n 1917, Albert
Einstein and other physicists believed our own Galaxy was all there was
to the universe -- a uniformly dense collection of stars and other matter
floating in the void. The problem was, Einstein's new General Theory of
Relativity would not allow for a static universe.
So Einstein fudged; to get rid of the possibility of expansion or contraction,
he introduced into his equations a term called the cosmological constant.
Although other solutions were also possible, the value he gave the cosmological
term at least permitted the universe to be static.
Edwin Hubble revealed in 1929 that the universe was full of numberless
galaxies, that their light was redshifted -- its frequency reduced, like
the lowered pitch of a fire truck's siren as it races away -- and that
the light from more distant galaxies was redshifted farther than closer
ones. It was immediately clear that the universe really is expanding.
Einstein called the cosmological constant "the biggest blunder of my
life." Doubly so: not only was it unneeded, without it he might have
predicted the expansion of the universe.
The question is not as simple as Edwin Hubble's first observations
suggested, however. The redshifts of distant objects are greater than
their distances imply if the universe were expanding at a constant rate.
In fact the expansion rate was higher in the past. But how fast is it
slowing down, and is the deceleration continuing?
If the universe is sufficiently dense, someday the galaxies will stop their outward rush and fall back upon themselves in a Big Crunch. Less
density, and the galaxies will escape to infinity, resulting in a Big
Chill. It's also possible that the galaxies will slow ever more gradually,
almost -- but never quite -- coming to rest. This is the alternative favored
in the popular Inflationary theory proposed in 1979 by Alan Guth, which
nicely cleans up a number of messy questions about the structure of
the universe and its parts.
||(Click on image to enlarge)
Two images from the Cerro Tololo Observatory in Chile show a region of sky just before and after a supernova appears. The third image shows the same supernova as seen by the Hubble Space Telescope, a sharper picture that allows a better measurement of the supernova's apparent brightness, and thus its distance.
The Supernova Cosmology Project looks into the distant past by looking
at distant objects in space. To estimate distance, astronomers use "standard
candles," objects whose intrinsic brightness is the same wherever they
are found (named to suggest an ordinary wax candle that, if it is seen
across a room, for example, looks dimmer than it does up close). Type
Ia supernovas are superb candles, stellar explosions so bright that
for a few days they can be brighter than entire galaxies.
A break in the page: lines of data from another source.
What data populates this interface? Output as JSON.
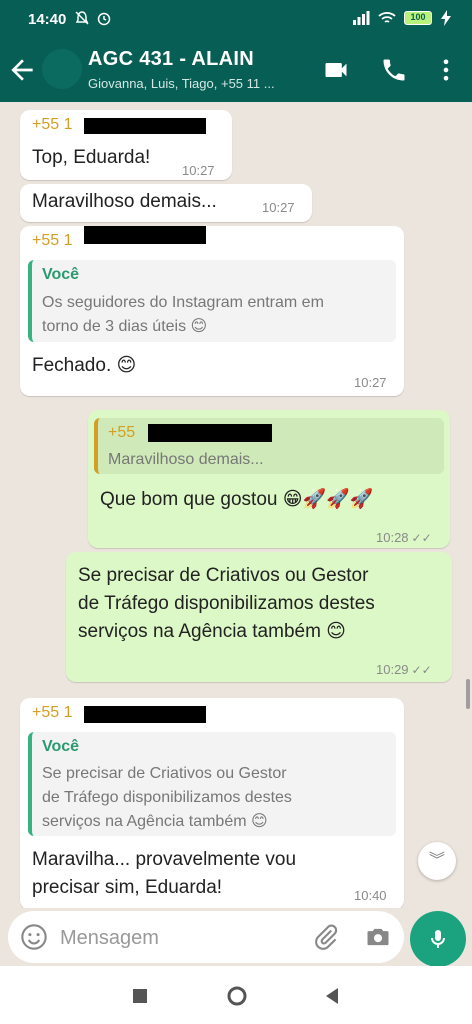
{
  "status": {
    "time": "14:40",
    "battery": "100"
  },
  "header": {
    "title": "AGC 431 - ALAIN",
    "subtitle": "Giovanna, Luis, Tiago, +55 11 ..."
  },
  "messages": {
    "m1": {
      "sender": "+55 1",
      "text": "Top, Eduarda!",
      "time": "10:27"
    },
    "m2": {
      "text": "Maravilhoso demais...",
      "time": "10:27"
    },
    "m3": {
      "sender": "+55 1",
      "quote_name": "Você",
      "quote_text_1": "Os seguidores do Instagram entram em",
      "quote_text_2": "torno de 3 dias úteis 😊",
      "text": "Fechado. 😊",
      "time": "10:27"
    },
    "m4": {
      "quote_sender": "+55",
      "quote_text": "Maravilhoso demais...",
      "text": "Que bom que gostou 😁🚀🚀🚀",
      "time": "10:28"
    },
    "m5": {
      "line_1": "Se precisar de Criativos ou Gestor",
      "line_2": "de Tráfego disponibilizamos destes",
      "line_3": "serviços na Agência também 😊",
      "time": "10:29"
    },
    "m6": {
      "sender": "+55 1",
      "quote_name": "Você",
      "quote_text_1": "Se precisar de Criativos ou Gestor",
      "quote_text_2": "de Tráfego disponibilizamos destes",
      "quote_text_3": "serviços na Agência também 😊",
      "line_1": "Maravilha... provavelmente vou",
      "line_2": "precisar sim, Eduarda!",
      "time": "10:40"
    }
  },
  "input": {
    "placeholder": "Mensagem"
  },
  "colors": {
    "header": "#075e54",
    "outgoing_bubble": "#dcf8c6",
    "incoming_bubble": "#ffffff",
    "sender_name": "#d39e23",
    "mic_button": "#1aa37e"
  },
  "icons": [
    "back-arrow-icon",
    "video-call-icon",
    "phone-icon",
    "more-vert-icon",
    "emoji-icon",
    "attach-icon",
    "camera-icon",
    "mic-icon",
    "double-check-icon",
    "chevron-down-icon",
    "nav-recents-icon",
    "nav-home-icon",
    "nav-back-icon"
  ]
}
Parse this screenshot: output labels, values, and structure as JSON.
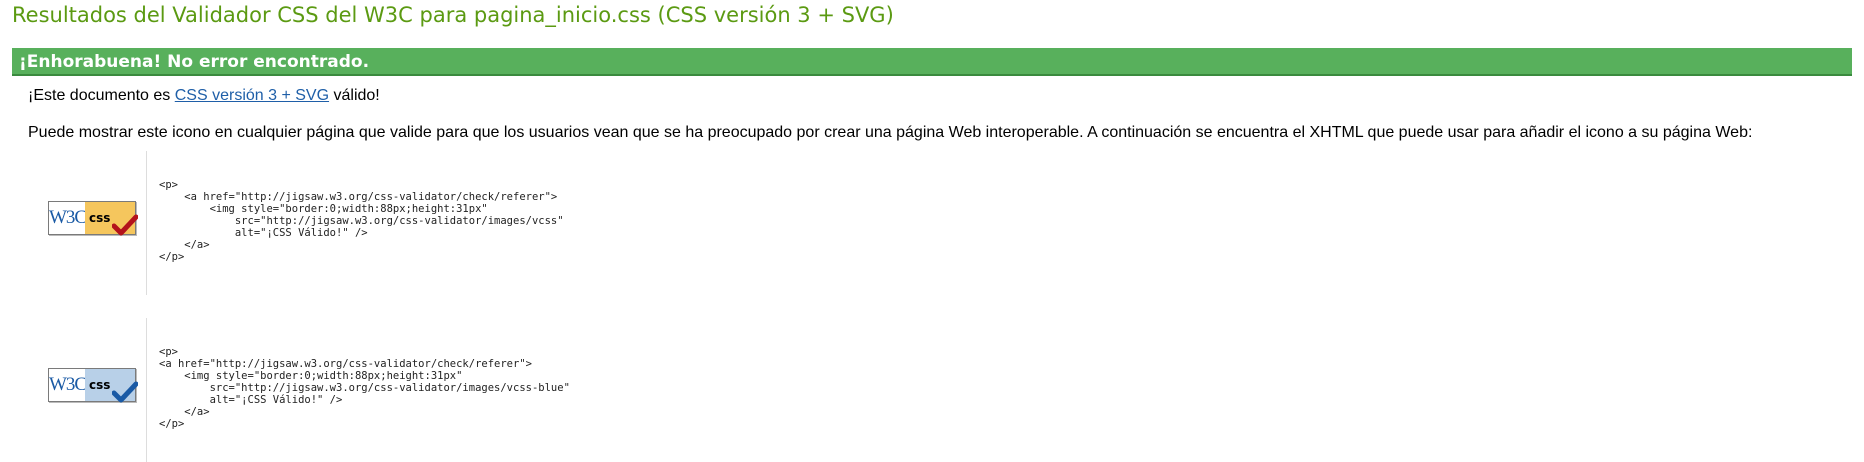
{
  "header": {
    "title": "Resultados del Validador CSS del W3C para pagina_inicio.css (CSS versión 3 + SVG)"
  },
  "congrats": {
    "text": "¡Enhorabuena! No error encontrado."
  },
  "validity": {
    "prefix": "¡Este documento es ",
    "link_label": "CSS versión 3 + SVG",
    "suffix": " válido!"
  },
  "info": {
    "text": "Puede mostrar este icono en cualquier página que valide para que los usuarios vean que se ha preocupado por crear una página Web interoperable. A continuación se encuentra el XHTML que puede usar para añadir el icono a su página Web:"
  },
  "badges": [
    {
      "w3c_text": "W3C",
      "css_text": "css",
      "icon": "check-icon",
      "accent": "#f5c65d",
      "check_color": "#b3121b",
      "code": "<p>\n    <a href=\"http://jigsaw.w3.org/css-validator/check/referer\">\n        <img style=\"border:0;width:88px;height:31px\"\n            src=\"http://jigsaw.w3.org/css-validator/images/vcss\"\n            alt=\"¡CSS Válido!\" />\n    </a>\n</p>"
    },
    {
      "w3c_text": "W3C",
      "css_text": "css",
      "icon": "check-icon",
      "accent": "#b8d0e8",
      "check_color": "#1a5aa5",
      "code": "<p>\n<a href=\"http://jigsaw.w3.org/css-validator/check/referer\">\n    <img style=\"border:0;width:88px;height:31px\"\n        src=\"http://jigsaw.w3.org/css-validator/images/vcss-blue\"\n        alt=\"¡CSS Válido!\" />\n    </a>\n</p>"
    }
  ]
}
They can be
seen across billions of light-years.
First astronomers have to catch the supernovas in the act of exploding -- a
rare chance event until the Supernova Cosmology Project developed a
novel technique. Ground-based telescopes in Chile and elsewhere take
pictures of small patches of sky, enough to include a thousand galaxies
at a time. The same fields are recorded again three weeks later, both
to take advantage of the dark of the moon, and, says Gerson Goldhaber,
who helped develop the technique, "because we want to catch the supernova
before it reaches its maximum brightness." Any new bright spot in the
field is a supernova candidate.
"Prior to 1992, before the technique was fully evolved, no very high-redshift
supernovas had been found," says Goldhaber, but with the new method
"and better access to powerful telescopes, the rate of discoveries has
been increasing exponentially." Team members using the Keck telescope
in Hawaii over the 1997 Christmas holidays discovered 15 new Type Ias,
bringing the total so far to more than 60.
Ground-based telescopes peering through the Earth's shifting atmosphere
can separate the spectrum and brightness of an extremely distant supernova
from that of its home galaxy, but only with difficulty. "We first proposed
using the exquisite imaging capabilities of the Hubble Space Telescope
two years ago," says Saul Perlmutter, "once we had proven that we could
supply it with large numbers of distant supernova discoveries 'on demand.'"
On January 8, 1998, Perlmutter announced the results of the first 40
supernovas the team had analyzed, including one studied with aid of
the Hubble Space Telescope. The brightness of the most distant revealed
that its light had been traveling toward Earth for seven billion years,
half the age of the universe. Together, their redshifts showed that
the universe had been expanding faster in the past, but it wasn't slowing
down fast enough to stop -- and in fact may now be starting to accelerate
|Lead scientists on this project
"All the indications from our observations of supernovas spanning a
large range of distances are that we live in a universe that will expand
forever," Perlmutter says. "Apparently there isn't enough mass in the
universe for its gravity to slow the expansion, which started with the
Big Bang, to a halt."
But if Inflationary theory is correct (perhaps even if it isn't), some
factor besides gravity may be involved.
"With a large enough sample of data of the kind we can expect routinely
from the Hubble Space Telescope," Goldhaber says, "we now believe it
will be possible to independently measure the effects of gravity and
the cosmological constant."
When Einstein called the cosmological constant his biggest blunder,
he may have spoken too soon.
- Paul Preuss